See Hershel Shanks, “Should the Term ‘Biblical Archaeology’ Be Abandoned?” BAR 07:03. Dever is there quoted as saying “I do dissociate myself from the term ‘Biblical archaeology’ … There probably is no such thing.” See also Shanks, “Whither ASOR?” BAR 09:05; William G. Dever, “What Archaeology Can Contribute to an Understanding of the Bible,” BAR 07:05; and Dever, “On Abandoning the Term ‘Biblical Archaeology’,” Queries & Comments, BAR 07:05.


The joint annual meetings of the American Academy of Religion (AAR), the Society of Biblical Literature (SBL), and the American Schools of Oriental Research (ASOR).


See previoius footnote.


Norman Gottwald, The Hebrew Bible—A Socio-Literary Introduction (Philadelphia: Fortress, 1985); The Tribes of Yahweh (Maryknoll, NY: Orbis Books, 1979) and “Were the Early Israelites Pastoral Nomads?” BAR 04:02. See also P. Kyle McCarter, Jr., “A Major New Introduction to the Bible,” Bible Review, Summer 1986.


Compare Dever’s claim that “the result [of recent innovations] is already clearly something so radically different that we must distinguish it, for better or worse, as the ‘new archaeology’.” “The Impact of the ‘New Archaeology’ on Syro-Palestinian Archaeology,” Bulletin of the American Schools of Oriental Research 242 (1981), p. 18.


William G. Dever, “Biblical Theology and Biblical Archaeology: An Appreciation of G. Ernest Wright,” Harvard Theological Review 13 (1980), p. 1.


As Lawrence Stager recently noted, “These hill people, whom Albright correctly identified with the early Israelites, were able to establish new settlements in formerly uninhabited areas ‘thanks to the rapid spread of the art … of constructing cisterns and lining them with waterproof lime plaster’,” citing Albright’s 1960 book, The Archaeology of Palestine. Stager, “The Archaeology of the Family in Ancient Israel,” Bulletin of the American Schools of Oriental Research 260 (1985), p. 9.


Compare the far more nuanced, careful and appropriately cautious discussion and limited conclusions presented by Moshe Kochavi and by Amihai Mazar in Biblical Archaeology Today (Jerusalem: Israel Exploration Society, 1985).


In all fairness, much of Dever’s analysis relies on the work of Harvard’s Lawrence Stager, especially his “The Archaeology of the Family in Ancient Israel,” Bulletin of the American Schools of Oriental Research 260 (1985). (Stager’s article won a Biblical Archaeology Society 1986 Publication Award for one of the most significant articles relating to archaeology and the Bible.

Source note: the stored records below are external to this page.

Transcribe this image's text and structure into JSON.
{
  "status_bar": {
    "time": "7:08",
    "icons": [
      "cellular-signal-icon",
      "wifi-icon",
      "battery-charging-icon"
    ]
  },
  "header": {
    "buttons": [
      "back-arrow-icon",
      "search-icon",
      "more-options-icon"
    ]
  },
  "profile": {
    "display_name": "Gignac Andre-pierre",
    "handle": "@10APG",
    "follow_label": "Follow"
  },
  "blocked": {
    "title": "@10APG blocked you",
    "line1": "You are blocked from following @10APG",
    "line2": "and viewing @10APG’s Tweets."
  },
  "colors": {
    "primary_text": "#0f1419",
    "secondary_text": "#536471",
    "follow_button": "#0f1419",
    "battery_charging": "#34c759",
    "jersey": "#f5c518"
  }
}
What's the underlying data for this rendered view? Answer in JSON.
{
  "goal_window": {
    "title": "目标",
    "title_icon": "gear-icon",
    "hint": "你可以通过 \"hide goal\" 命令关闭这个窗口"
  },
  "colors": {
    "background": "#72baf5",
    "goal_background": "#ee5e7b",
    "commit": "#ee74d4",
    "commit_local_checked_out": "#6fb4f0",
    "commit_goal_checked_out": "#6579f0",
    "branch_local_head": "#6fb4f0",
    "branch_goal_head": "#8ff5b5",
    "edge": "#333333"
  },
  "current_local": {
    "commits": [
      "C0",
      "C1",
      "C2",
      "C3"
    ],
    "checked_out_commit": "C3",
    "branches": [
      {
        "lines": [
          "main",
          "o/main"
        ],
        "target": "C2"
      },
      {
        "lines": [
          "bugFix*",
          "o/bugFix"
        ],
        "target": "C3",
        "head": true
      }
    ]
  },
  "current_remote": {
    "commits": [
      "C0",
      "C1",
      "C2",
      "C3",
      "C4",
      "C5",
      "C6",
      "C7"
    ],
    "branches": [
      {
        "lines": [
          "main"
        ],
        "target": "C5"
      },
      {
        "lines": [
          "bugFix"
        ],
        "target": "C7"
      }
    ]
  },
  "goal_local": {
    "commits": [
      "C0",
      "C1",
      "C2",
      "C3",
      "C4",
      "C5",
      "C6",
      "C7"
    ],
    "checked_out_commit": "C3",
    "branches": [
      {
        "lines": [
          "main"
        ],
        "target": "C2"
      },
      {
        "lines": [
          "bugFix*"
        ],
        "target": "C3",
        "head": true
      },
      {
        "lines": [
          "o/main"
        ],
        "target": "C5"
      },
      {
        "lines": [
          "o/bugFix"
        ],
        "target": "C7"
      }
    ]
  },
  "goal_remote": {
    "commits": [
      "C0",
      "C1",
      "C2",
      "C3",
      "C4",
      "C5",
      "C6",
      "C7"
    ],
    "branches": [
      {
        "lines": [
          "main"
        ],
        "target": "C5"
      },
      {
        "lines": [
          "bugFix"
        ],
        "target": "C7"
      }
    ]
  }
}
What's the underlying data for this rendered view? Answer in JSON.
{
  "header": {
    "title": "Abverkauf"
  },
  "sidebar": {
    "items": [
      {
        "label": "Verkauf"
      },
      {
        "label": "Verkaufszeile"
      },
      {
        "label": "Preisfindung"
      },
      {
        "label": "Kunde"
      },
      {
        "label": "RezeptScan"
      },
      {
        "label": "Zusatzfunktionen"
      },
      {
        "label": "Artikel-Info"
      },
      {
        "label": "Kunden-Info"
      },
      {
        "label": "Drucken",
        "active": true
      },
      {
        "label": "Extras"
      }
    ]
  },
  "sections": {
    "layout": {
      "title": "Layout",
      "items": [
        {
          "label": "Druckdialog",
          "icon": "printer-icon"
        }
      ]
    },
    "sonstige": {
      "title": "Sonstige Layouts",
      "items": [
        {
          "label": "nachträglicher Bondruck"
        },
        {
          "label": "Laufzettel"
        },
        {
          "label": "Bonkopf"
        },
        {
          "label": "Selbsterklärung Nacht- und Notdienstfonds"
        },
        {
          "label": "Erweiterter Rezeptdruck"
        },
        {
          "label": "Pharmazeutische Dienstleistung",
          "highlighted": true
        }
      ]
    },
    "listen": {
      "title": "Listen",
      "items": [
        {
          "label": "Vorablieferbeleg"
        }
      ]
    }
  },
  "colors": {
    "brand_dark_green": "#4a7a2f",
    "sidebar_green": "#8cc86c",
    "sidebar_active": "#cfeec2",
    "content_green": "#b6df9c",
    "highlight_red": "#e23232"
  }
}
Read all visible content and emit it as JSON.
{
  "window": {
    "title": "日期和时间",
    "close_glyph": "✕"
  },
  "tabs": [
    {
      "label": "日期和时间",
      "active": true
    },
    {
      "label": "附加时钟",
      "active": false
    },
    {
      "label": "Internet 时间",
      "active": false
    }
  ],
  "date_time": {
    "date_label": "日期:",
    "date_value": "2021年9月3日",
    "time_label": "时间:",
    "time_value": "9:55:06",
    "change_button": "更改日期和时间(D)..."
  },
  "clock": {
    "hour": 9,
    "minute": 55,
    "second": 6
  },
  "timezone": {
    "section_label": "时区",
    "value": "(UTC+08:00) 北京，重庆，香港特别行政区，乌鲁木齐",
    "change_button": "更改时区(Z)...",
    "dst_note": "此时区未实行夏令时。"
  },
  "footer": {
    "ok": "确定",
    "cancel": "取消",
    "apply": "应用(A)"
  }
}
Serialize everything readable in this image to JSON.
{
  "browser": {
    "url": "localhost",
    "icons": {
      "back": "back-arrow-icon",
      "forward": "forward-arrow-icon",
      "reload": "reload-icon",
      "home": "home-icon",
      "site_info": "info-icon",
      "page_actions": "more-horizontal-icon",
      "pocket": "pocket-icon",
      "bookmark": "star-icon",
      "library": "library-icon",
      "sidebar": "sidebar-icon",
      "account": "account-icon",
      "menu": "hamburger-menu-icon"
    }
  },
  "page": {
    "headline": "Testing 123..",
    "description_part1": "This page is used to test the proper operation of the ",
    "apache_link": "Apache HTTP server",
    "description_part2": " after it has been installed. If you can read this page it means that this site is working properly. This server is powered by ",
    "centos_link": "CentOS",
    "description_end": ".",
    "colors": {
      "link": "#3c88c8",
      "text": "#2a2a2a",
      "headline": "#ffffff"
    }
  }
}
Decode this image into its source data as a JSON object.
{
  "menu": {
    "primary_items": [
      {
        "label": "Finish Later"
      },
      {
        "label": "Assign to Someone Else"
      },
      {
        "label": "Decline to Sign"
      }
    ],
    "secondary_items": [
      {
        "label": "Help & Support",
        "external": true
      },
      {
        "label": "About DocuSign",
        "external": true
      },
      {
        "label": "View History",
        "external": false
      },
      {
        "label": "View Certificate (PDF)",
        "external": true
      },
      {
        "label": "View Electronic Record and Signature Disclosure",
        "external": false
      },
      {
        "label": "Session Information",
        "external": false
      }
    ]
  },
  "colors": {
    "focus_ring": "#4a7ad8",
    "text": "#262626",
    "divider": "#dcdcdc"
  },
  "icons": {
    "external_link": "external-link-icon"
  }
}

The judges described Stager’s article as “a brilliant synthesis of archaeological and textual evidence concerning the social structure of early Israel and changes introduced in it by the establishment of the monarchy.”) Dever fully acknowledges his debt to Stager. It is when Dever goes beyond Stager that he gets in trouble.